God is our heavenly Father and wants us to feel like the adopted children that we truly are. Daily meditation helps us recalibrate our soul and keep in touch with the eternal reality that we must save our souls, namely, be good clay that the Divine Sculptor can mold into the saints He desires us to be.
Daily meditation helps us take time out of our crazy-busy life for God. It is, as it were, putting ourselves on the operating table and “holding still” so the Divine Physician can take His Knife and work on our souls. Likewise, daily meditation is our medicine, our food, our lifeline, and our security which keeps us clear-headed and refreshes our poor, tired souls. Our daily meditation becomes our daily strengthening, which has a “healing” and “soothing” effect on our souls. Again, however, most importantly, we owe it to God to pray to Him in daily meditation.
God knows we need these things and Our Lord tells us to “pray always”. He also taught us the Our Father to help us understand our dependence on Him. Furthermore, we are called to the life of contemplation and mysticism. Daily meditation prepares us for this divine friendship. Daily meditation is the school of sanctity which we must and should desire to attend. Thus, we really become drawn to our daily meditation and find that we cannot get along without it.

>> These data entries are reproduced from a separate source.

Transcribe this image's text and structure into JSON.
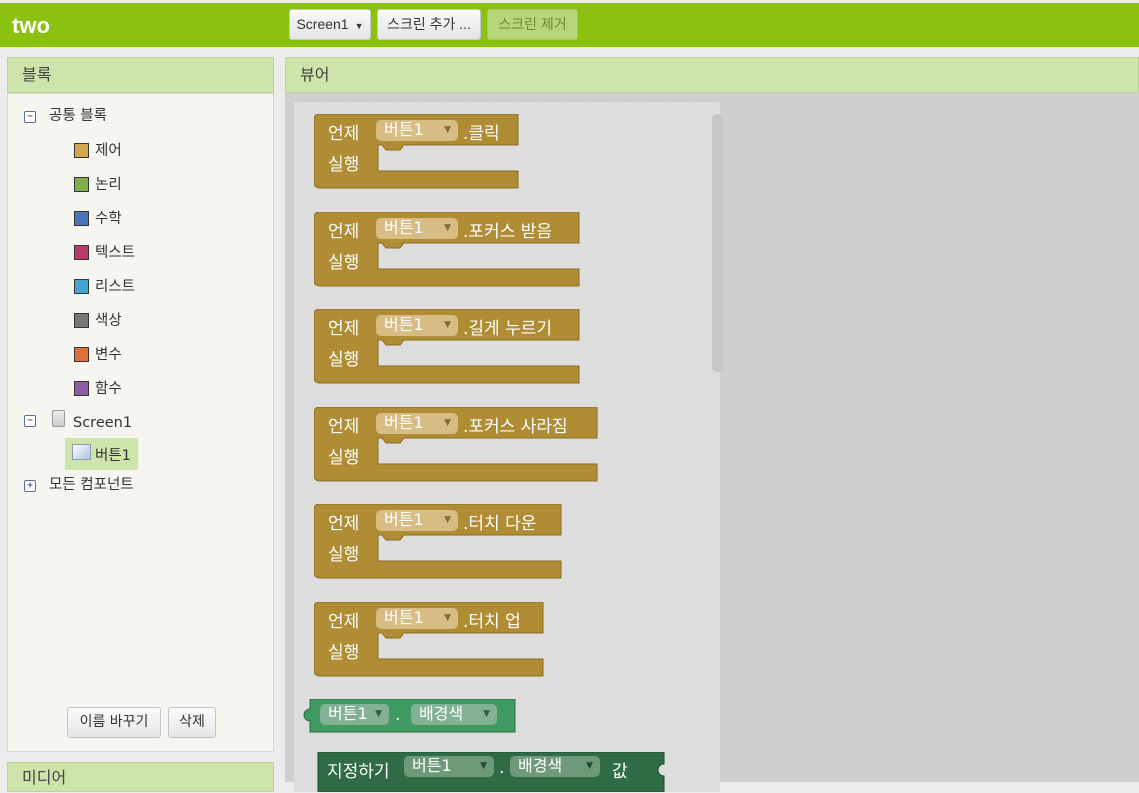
{
  "topbar": {
    "app_title": "two",
    "screen_select": "Screen1",
    "add_screen": "스크린 추가 ...",
    "remove_screen": "스크린 제거"
  },
  "blocks_panel": {
    "title": "블록",
    "builtin_label": "공통 블록",
    "categories": [
      {
        "label": "제어",
        "color": "#d4a84a"
      },
      {
        "label": "논리",
        "color": "#7fb04c"
      },
      {
        "label": "수학",
        "color": "#4a74b8"
      },
      {
        "label": "텍스트",
        "color": "#b83a6a"
      },
      {
        "label": "리스트",
        "color": "#43a5d2"
      },
      {
        "label": "색상",
        "color": "#777777"
      },
      {
        "label": "변수",
        "color": "#e0703a"
      },
      {
        "label": "함수",
        "color": "#8f5ea0"
      }
    ],
    "screen_label": "Screen1",
    "component_label": "버튼1",
    "all_components_label": "모든 컴포넌트",
    "rename_button": "이름 바꾸기",
    "delete_button": "삭제",
    "next_panel_title": "미디어"
  },
  "viewer": {
    "title": "뷰어",
    "when_label": "언제",
    "do_label": "실행",
    "component": "버튼1",
    "events": [
      {
        "event": ".클릭"
      },
      {
        "event": ".포커스 받음"
      },
      {
        "event": ".길게 누르기"
      },
      {
        "event": ".포커스 사라짐"
      },
      {
        "event": ".터치 다운"
      },
      {
        "event": ".터치 업"
      }
    ],
    "getter": {
      "component": "버튼1",
      "dot": ".",
      "property": "배경색"
    },
    "setter": {
      "set_label": "지정하기",
      "component": "버튼1",
      "dot": ".",
      "property": "배경색",
      "to_label": "값"
    }
  },
  "colors": {
    "topbar": "#8bc10f",
    "event_block": "#b08d34",
    "getter_block": "#3f9a62",
    "setter_block": "#2f6b45"
  }
}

The great medieval commentator, Fr. Cornelius de Lapide, in explaining Our Lord’s words to Mary Magdalene’s sister Martha, that Mary has chosen the better part, says the following things about meditation:
Figuratively, this “one thing” is to be acquired by meditation and prayer, for thus men are brought into communion with God. Hence, he who would lead a religious life should seek this one thing only, so as to be thereby drawn into union with the Almighty.
St. Alphonsus de Liguori, Doctor of the Church, also emphasizes how crucial a daily meditation is to spiritual advancement. Here are his words:
But you will ask what are you to do, that you too may be inflamed with the love of Jesus Christ. Imitate David: "In my meditation a fire shall flame out” (Ps. xxxviii). Meditation is the blessed furnace in which the holy fire of divine love is kindled. Make mental prayer every day, meditate on the passion of Jesus Christ, and doubt not but you too shall burn with this blessed flame.
In these words, Cornelius de Lapide and St. Alphonsus de Liguori are telling us how crucial it is to do meditations, showing us that meditation is how we keep our friendship with Christ going and our love of Christ growing. In fact, meditation is the foundation for the higher life of contemplation which we will study in our next class.
We bring Mary our gratitude poem now, thanking her for allowing us to learn about mental prayer and how it pleases her Son and brings our hearts closer to Him.
Mary, Our Meditation Teacher
O Mary, Mother of our school,
May we make it our daily rule,
To meditate a span of time,
In learning truths, which are sublime.
Mary, may this be our delight,
To draw closer to, Thy Son’s Light,
To please Him with our mental prayer,
And learning things which are so fair!
We thank thee, Mary for these gems,
From which our meditation stems,
Insights given, to help us through,
In trials of life, they are our dew.
Mental prayer is the foundation,
To prepare for contemplation,
Wonderful Mother, she invites,
To start the path up to the heights.
She wants to unite us this way,
With visits to her Son each day,
Thus, blessed union with her Son,
With meditation we’ve begun!